Your goal
Every single entry below should be reproduced verbatim.
Start of Supplied data
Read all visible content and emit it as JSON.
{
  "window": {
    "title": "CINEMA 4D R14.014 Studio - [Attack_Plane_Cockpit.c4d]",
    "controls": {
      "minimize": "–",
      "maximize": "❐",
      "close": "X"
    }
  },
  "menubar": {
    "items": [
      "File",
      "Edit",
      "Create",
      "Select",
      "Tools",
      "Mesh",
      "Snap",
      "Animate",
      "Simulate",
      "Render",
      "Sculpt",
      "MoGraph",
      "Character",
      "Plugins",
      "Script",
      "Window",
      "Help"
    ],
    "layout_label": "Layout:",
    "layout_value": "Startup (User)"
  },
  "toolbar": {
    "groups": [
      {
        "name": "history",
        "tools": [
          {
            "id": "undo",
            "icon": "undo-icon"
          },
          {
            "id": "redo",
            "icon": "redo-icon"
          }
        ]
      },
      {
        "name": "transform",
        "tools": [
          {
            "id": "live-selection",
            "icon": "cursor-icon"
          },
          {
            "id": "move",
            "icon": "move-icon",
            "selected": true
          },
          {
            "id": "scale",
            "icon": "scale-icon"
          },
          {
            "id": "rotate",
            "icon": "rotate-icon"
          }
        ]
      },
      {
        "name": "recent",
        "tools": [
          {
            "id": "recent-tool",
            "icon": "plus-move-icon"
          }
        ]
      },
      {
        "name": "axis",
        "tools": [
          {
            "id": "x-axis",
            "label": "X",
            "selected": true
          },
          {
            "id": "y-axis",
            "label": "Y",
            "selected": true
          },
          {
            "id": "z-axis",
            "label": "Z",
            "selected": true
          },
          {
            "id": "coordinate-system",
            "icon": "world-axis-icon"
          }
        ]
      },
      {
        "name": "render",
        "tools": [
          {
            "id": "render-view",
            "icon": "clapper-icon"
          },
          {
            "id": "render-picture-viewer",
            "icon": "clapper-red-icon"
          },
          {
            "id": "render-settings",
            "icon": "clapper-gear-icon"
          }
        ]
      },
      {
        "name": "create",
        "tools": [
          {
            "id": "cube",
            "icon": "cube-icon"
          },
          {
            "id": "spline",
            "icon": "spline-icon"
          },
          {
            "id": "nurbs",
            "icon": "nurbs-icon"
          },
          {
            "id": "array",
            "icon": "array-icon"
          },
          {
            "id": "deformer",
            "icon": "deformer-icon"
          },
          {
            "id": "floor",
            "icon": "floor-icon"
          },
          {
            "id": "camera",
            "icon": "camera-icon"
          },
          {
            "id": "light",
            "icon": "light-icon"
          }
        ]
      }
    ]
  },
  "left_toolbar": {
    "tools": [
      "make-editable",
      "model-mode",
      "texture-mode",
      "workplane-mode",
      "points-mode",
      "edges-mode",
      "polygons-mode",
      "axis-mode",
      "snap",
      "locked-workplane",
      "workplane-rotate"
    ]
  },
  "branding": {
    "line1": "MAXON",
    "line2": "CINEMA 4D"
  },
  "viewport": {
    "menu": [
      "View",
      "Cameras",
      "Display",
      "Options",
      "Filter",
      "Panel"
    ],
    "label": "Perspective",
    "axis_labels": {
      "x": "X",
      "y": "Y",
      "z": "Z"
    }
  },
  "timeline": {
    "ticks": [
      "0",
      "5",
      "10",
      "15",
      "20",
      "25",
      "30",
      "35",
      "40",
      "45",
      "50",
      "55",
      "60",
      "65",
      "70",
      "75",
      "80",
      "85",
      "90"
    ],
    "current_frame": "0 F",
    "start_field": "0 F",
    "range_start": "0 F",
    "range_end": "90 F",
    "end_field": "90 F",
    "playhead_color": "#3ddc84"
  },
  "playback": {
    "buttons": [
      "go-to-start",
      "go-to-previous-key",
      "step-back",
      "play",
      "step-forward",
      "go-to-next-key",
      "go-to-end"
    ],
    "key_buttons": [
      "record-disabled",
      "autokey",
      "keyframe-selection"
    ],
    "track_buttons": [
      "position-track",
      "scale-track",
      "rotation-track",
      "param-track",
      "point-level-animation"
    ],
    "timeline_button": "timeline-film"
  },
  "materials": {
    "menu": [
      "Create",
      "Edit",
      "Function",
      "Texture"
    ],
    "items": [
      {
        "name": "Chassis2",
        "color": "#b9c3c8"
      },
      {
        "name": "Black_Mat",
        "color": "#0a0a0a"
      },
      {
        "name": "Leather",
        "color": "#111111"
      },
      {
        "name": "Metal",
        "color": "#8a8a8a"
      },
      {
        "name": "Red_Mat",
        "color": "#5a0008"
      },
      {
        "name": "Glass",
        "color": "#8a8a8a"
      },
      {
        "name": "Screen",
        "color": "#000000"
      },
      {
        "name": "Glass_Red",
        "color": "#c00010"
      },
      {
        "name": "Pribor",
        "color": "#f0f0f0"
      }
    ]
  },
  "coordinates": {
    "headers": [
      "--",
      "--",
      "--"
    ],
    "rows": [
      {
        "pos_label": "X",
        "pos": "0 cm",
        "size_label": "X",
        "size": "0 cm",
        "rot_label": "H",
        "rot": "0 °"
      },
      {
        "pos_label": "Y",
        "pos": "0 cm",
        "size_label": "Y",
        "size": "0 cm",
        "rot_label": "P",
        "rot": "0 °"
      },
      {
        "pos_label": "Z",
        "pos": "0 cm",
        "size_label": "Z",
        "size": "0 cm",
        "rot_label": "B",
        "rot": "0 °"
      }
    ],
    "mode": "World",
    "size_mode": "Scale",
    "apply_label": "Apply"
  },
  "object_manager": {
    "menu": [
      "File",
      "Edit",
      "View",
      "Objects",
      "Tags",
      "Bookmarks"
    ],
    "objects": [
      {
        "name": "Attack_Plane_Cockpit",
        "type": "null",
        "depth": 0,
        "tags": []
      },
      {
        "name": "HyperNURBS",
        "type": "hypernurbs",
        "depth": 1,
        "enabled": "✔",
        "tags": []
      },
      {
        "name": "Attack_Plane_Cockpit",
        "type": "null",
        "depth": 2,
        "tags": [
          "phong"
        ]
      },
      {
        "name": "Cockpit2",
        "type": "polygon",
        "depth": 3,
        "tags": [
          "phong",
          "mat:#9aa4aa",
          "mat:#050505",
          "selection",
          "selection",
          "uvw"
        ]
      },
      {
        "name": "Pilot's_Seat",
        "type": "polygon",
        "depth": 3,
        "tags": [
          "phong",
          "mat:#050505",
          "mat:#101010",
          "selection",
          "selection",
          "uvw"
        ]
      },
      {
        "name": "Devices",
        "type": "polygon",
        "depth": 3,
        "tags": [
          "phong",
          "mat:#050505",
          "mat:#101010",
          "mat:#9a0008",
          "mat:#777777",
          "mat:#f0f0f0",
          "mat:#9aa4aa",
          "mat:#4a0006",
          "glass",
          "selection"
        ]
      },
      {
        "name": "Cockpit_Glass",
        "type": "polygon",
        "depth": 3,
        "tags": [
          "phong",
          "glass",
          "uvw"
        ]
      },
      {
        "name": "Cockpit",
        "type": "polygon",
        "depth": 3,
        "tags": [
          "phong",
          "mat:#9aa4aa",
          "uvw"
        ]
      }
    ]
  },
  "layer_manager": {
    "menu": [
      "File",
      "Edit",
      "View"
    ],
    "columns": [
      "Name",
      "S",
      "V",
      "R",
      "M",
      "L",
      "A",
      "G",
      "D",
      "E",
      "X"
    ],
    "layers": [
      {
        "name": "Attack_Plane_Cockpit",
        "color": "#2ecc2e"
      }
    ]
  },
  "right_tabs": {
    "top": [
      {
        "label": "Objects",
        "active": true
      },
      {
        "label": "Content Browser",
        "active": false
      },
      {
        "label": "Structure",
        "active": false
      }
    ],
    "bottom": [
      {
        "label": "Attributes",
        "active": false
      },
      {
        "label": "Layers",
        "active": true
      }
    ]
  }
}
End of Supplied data
Answer to this exercise
Read all visible content and emit it as JSON.
{
  "window": {
    "title": "CINEMA 4D R14.014 Studio - [Attack_Plane_Cockpit.c4d]",
    "controls": {
      "minimize": "–",
      "maximize": "❐",
      "close": "X"
    }
  },
  "menubar": {
    "items": [
      "File",
      "Edit",
      "Create",
      "Select",
      "Tools",
      "Mesh",
      "Snap",
      "Animate",
      "Simulate",
      "Render",
      "Sculpt",
      "MoGraph",
      "Character",
      "Plugins",
      "Script",
      "Window",
      "Help"
    ],
    "layout_label": "Layout:",
    "layout_value": "Startup (User)"
  },
  "toolbar": {
    "groups": [
      {
        "name": "history",
        "tools": [
          {
            "id": "undo",
            "icon": "undo-icon"
          },
          {
            "id": "redo",
            "icon": "redo-icon"
          }
        ]
      },
      {
        "name": "transform",
        "tools": [
          {
            "id": "live-selection",
            "icon": "cursor-icon"
          },
          {
            "id": "move",
            "icon": "move-icon",
            "selected": true
          },
          {
            "id": "scale",
            "icon": "scale-icon"
          },
          {
            "id": "rotate",
            "icon": "rotate-icon"
          }
        ]
      },
      {
        "name": "recent",
        "tools": [
          {
            "id": "recent-tool",
            "icon": "plus-move-icon"
          }
        ]
      },
      {
        "name": "axis",
        "tools": [
          {
            "id": "x-axis",
            "label": "X",
            "selected": true
          },
          {
            "id": "y-axis",
            "label": "Y",
            "selected": true
          },
          {
            "id": "z-axis",
            "label": "Z",
            "selected": true
          },
          {
            "id": "coordinate-system",
            "icon": "world-axis-icon"
          }
        ]
      },
      {
        "name": "render",
        "tools": [
          {
            "id": "render-view",
            "icon": "clapper-icon"
          },
          {
            "id": "render-picture-viewer",
            "icon": "clapper-red-icon"
          },
          {
            "id": "render-settings",
            "icon": "clapper-gear-icon"
          }
        ]
      },
      {
        "name": "create",
        "tools": [
          {
            "id": "cube",
            "icon": "cube-icon"
          },
          {
            "id": "spline",
            "icon": "spline-icon"
          },
          {
            "id": "nurbs",
            "icon": "nurbs-icon"
          },
          {
            "id": "array",
            "icon": "array-icon"
          },
          {
            "id": "deformer",
            "icon": "deformer-icon"
          },
          {
            "id": "floor",
            "icon": "floor-icon"
          },
          {
            "id": "camera",
            "icon": "camera-icon"
          },
          {
            "id": "light",
            "icon": "light-icon"
          }
        ]
      }
    ]
  },
  "left_toolbar": {
    "tools": [
      "make-editable",
      "model-mode",
      "texture-mode",
      "workplane-mode",
      "points-mode",
      "edges-mode",
      "polygons-mode",
      "axis-mode",
      "snap",
      "locked-workplane",
      "workplane-rotate"
    ]
  },
  "branding": {
    "line1": "MAXON",
    "line2": "CINEMA 4D"
  },
  "viewport": {
    "menu": [
      "View",
      "Cameras",
      "Display",
      "Options",
      "Filter",
      "Panel"
    ],
    "label": "Perspective",
    "axis_labels": {
      "x": "X",
      "y": "Y",
      "z": "Z"
    }
  },
  "timeline": {
    "ticks": [
      "0",
      "5",
      "10",
      "15",
      "20",
      "25",
      "30",
      "35",
      "40",
      "45",
      "50",
      "55",
      "60",
      "65",
      "70",
      "75",
      "80",
      "85",
      "90"
    ],
    "current_frame": "0 F",
    "start_field": "0 F",
    "range_start": "0 F",
    "range_end": "90 F",
    "end_field": "90 F",
    "playhead_color": "#3ddc84"
  },
  "playback": {
    "buttons": [
      "go-to-start",
      "go-to-previous-key",
      "step-back",
      "play",
      "step-forward",
      "go-to-next-key",
      "go-to-end"
    ],
    "key_buttons": [
      "record-disabled",
      "autokey",
      "keyframe-selection"
    ],
    "track_buttons": [
      "position-track",
      "scale-track",
      "rotation-track",
      "param-track",
      "point-level-animation"
    ],
    "timeline_button": "timeline-film"
  },
  "materials": {
    "menu": [
      "Create",
      "Edit",
      "Function",
      "Texture"
    ],
    "items": [
      {
        "name": "Chassis2",
        "color": "#b9c3c8"
      },
      {
        "name": "Black_Mat",
        "color": "#0a0a0a"
      },
      {
        "name": "Leather",
        "color": "#111111"
      },
      {
        "name": "Metal",
        "color": "#8a8a8a"
      },
      {
        "name": "Red_Mat",
        "color": "#5a0008"
      },
      {
        "name": "Glass",
        "color": "#8a8a8a"
      },
      {
        "name": "Screen",
        "color": "#000000"
      },
      {
        "name": "Glass_Red",
        "color": "#c00010"
      },
      {
        "name": "Pribor",
        "color": "#f0f0f0"
      }
    ]
  },
  "coordinates": {
    "headers": [
      "--",
      "--",
      "--"
    ],
    "rows": [
      {
        "pos_label": "X",
        "pos": "0 cm",
        "size_label": "X",
        "size": "0 cm",
        "rot_label": "H",
        "rot": "0 °"
      },
      {
        "pos_label": "Y",
        "pos": "0 cm",
        "size_label": "Y",
        "size": "0 cm",
        "rot_label": "P",
        "rot": "0 °"
      },
      {
        "pos_label": "Z",
        "pos": "0 cm",
        "size_label": "Z",
        "size": "0 cm",
        "rot_label": "B",
        "rot": "0 °"
      }
    ],
    "mode": "World",
    "size_mode": "Scale",
    "apply_label": "Apply"
  },
  "object_manager": {
    "menu": [
      "File",
      "Edit",
      "View",
      "Objects",
      "Tags",
      "Bookmarks"
    ],
    "objects": [
      {
        "name": "Attack_Plane_Cockpit",
        "type": "null",
        "depth": 0,
        "tags": []
      },
      {
        "name": "HyperNURBS",
        "type": "hypernurbs",
        "depth": 1,
        "enabled": "✔",
        "tags": []
      },
      {
        "name": "Attack_Plane_Cockpit",
        "type": "null",
        "depth": 2,
        "tags": [
          "phong"
        ]
      },
      {
        "name": "Cockpit2",
        "type": "polygon",
        "depth": 3,
        "tags": [
          "phong",
          "mat:#9aa4aa",
          "mat:#050505",
          "selection",
          "selection",
          "uvw"
        ]
      },
      {
        "name": "Pilot's_Seat",
        "type": "polygon",
        "depth": 3,
        "tags": [
          "phong",
          "mat:#050505",
          "mat:#101010",
          "selection",
          "selection",
          "uvw"
        ]
      },
      {
        "name": "Devices",
        "type": "polygon",
        "depth": 3,
        "tags": [
          "phong",
          "mat:#050505",
          "mat:#101010",
          "mat:#9a0008",
          "mat:#777777",
          "mat:#f0f0f0",
          "mat:#9aa4aa",
          "mat:#4a0006",
          "glass",
          "selection"
        ]
      },
      {
        "name": "Cockpit_Glass",
        "type": "polygon",
        "depth": 3,
        "tags": [
          "phong",
          "glass",
          "uvw"
        ]
      },
      {
        "name": "Cockpit",
        "type": "polygon",
        "depth": 3,
        "tags": [
          "phong",
          "mat:#9aa4aa",
          "uvw"
        ]
      }
    ]
  },
  "layer_manager": {
    "menu": [
      "File",
      "Edit",
      "View"
    ],
    "columns": [
      "Name",
      "S",
      "V",
      "R",
      "M",
      "L",
      "A",
      "G",
      "D",
      "E",
      "X"
    ],
    "layers": [
      {
        "name": "Attack_Plane_Cockpit",
        "color": "#2ecc2e"
      }
    ]
  },
  "right_tabs": {
    "top": [
      {
        "label": "Objects",
        "active": true
      },
      {
        "label": "Content Browser",
        "active": false
      },
      {
        "label": "Structure",
        "active": false
      }
    ],
    "bottom": [
      {
        "label": "Attributes",
        "active": false
      },
      {
        "label": "Layers",
        "active": true
      }
    ]
  }
}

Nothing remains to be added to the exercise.